To understand the psychological mechanism of repetition compulsion we must first understand the elevated place of the primary relationship in the shaping of human psychology. Particularly in our Western world, where the nuclear family with its somewhat closed system acts as the sustained setting for the psychosocial development of the young child, the primary caregiver is God.
It’s often said that the primary relationship sets the blueprint for all subsequent relationships and this is because of that special status primary caregivers enjoy in the eyes of infants, toddlers, and young children, who must rely upon their parents for virtually everything. The primary caregiver seems all wise, all knowing, all powerful. Obviously this changes in adolescence, where the pedestal is usually replaced with disparaging feelings. But at the powerful unconscious level, where irrational drives and motivations run the show, the type and quality of attachment forged with the primary caregiver in those formative years continues to exert a profound impact on perception of Self, others, and the world through adolescence and right on into adulthood.
We believe that regardless of the child’s temperament, environmental conditions that simultaneously imbue feelings of safety and security with feelings of being free to learn and grow and be a unique individual create the best outcomes for the developing emotional and psychological apparatus.
What it all comes down to is the hard to quantify but very real sense of being lovable or unlovable.
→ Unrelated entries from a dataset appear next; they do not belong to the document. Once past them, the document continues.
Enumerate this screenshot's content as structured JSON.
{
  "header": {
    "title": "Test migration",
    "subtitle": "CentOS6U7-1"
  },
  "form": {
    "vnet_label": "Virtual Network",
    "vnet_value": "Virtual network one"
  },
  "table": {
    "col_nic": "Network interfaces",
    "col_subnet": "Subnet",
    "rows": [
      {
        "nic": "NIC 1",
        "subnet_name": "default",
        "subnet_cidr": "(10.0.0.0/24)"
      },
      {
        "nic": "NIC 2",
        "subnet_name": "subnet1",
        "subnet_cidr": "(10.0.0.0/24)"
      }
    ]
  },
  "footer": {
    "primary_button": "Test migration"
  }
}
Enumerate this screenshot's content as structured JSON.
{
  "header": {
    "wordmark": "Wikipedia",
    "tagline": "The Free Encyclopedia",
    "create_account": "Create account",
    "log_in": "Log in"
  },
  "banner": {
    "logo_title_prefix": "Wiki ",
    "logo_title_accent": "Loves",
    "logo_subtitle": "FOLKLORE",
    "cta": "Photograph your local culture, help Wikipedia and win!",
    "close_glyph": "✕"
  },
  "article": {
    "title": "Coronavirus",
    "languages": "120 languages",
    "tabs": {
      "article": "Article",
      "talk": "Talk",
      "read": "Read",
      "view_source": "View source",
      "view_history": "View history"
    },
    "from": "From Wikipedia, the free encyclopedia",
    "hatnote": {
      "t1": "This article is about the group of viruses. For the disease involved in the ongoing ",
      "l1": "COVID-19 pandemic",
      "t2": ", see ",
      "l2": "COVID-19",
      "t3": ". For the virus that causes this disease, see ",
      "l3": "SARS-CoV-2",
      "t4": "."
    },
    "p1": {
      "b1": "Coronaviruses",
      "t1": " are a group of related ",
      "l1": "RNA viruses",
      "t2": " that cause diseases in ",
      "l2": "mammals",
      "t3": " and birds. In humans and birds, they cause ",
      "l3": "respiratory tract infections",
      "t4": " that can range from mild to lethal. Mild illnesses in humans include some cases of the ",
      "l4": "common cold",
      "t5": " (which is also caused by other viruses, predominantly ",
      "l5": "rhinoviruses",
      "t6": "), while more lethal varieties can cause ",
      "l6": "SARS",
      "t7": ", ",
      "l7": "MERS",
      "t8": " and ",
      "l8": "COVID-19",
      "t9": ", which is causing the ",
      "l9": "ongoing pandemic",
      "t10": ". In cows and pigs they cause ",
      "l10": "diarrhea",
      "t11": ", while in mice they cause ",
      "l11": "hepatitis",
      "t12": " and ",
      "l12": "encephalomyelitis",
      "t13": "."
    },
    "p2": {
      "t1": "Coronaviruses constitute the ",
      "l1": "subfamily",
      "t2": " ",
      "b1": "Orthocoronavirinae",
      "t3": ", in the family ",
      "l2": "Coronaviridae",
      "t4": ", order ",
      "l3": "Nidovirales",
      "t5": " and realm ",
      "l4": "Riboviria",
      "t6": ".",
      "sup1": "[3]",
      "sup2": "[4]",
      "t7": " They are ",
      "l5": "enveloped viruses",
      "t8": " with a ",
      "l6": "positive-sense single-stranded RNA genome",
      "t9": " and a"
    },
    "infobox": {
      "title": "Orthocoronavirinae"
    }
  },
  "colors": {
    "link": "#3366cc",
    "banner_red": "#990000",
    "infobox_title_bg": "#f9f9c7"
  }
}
People who feel lovable might not think about the fact too much but they never doubt it. This feeling of lovability means having been sanctioned by the gods as ‘good’, as ‘worthy’, as ‘chosen’, and in adulthood it accounts for high self-esteem, for the strong belief in the capacity to confront and overcome various problems of living, for the ability to enter into relationships with an open, loving attitude unfettered by the various psychological defense mechanisms that get built up over the years in less than ideal cases. We might call these defense mechanisms baggage.
The various defense mechanisms and their various larger neuroses get put into place because of the deep seated, barely conscious feeling of being unlovable, a feeling implanted in infancy, childhood, and adolescence when attachment patterns with primary caregivers are marred by abuse, abandonment, neglect, or other traumas. Most people take the feeling of being lovable or unlovable to be something they own personally, something that’s the result of their own traits, the result of who they are as people. They don’t consciously trace the feeling back to the quality of the relationship with primary caregivers.
When abuse, abandonment, neglect, or other traumas dominate the relationship it’s as if the godlike figures are saying ‘you’re bad’, ‘you’re unworthy’, ‘you’re deficient’. Again the thing to remember here is that the primary caregiver’s words and actions take on larger than life dimensions in the mind of the child. It’s not just a person doing the abusing or abandoning or neglecting, it’s an all knowing, all powerful, all wise god abusing, abandoning, or neglecting. Therefore there must be something inherently wrong with the child since there couldn’t possibly be anything wrong with the god. At least that’s the unconscious conclusion the child comes to.
Enter repetition compulsion in adulthood. Adults whose childhoods were marred by abuse, abandonment, neglect, or other traumas bring these unhealed traumas along with the defense mechanisms and neuroses meant to blot out their existence from conscious awareness into every subsequent intimate adult relationship. The same sort of abuse, abandonment, neglect, or other trauma experienced in childhood ends up playing itself out in the adult relationship. These people will blame everyone and everything except themselves for the dysfunction found in their close relationships but they’re the ones bringing in the as yet not dealt with emotional and psychological baggage, they’re the ones unconsciously arranging the situation to make sure the same sorts of interactions and the same result play out as played out in childhood.
The tragic part about all of this is that repetition compulsion is meant as a way to try to redo the primary relationship, to finally get some sort of closure through making things turn out differently in the adult relationship. But things always turn out the same way, with abuse, abandonment, neglect, or some other trauma, because of that deep seated feeling of unlovability and those dysfunctional defense mechanisms meant to find relief from it. It’s kind of like constantly starting up new games of chess, always hoping the next game will be the first win, but using all the same moves while searching out similar types of players, so that the result always ends up being the same.
The flawed unconscious reasoning process behind repetition compulsion is that by setting up similar conditions in adult relationships and finally getting a result of feeling lovable, the pain of the unhealthy primary relationship will be healed, will be retroactively made good. But healing has to go in the other direction, it has to start at the source. Only through working through the primary relationship and getting closure there, through tracing unhealthy behavior patters in adulthood to the feeling of being unlovable and then leaving these unhealthy patterns behind can the stage be set for healthy, productive relationships in adulthood.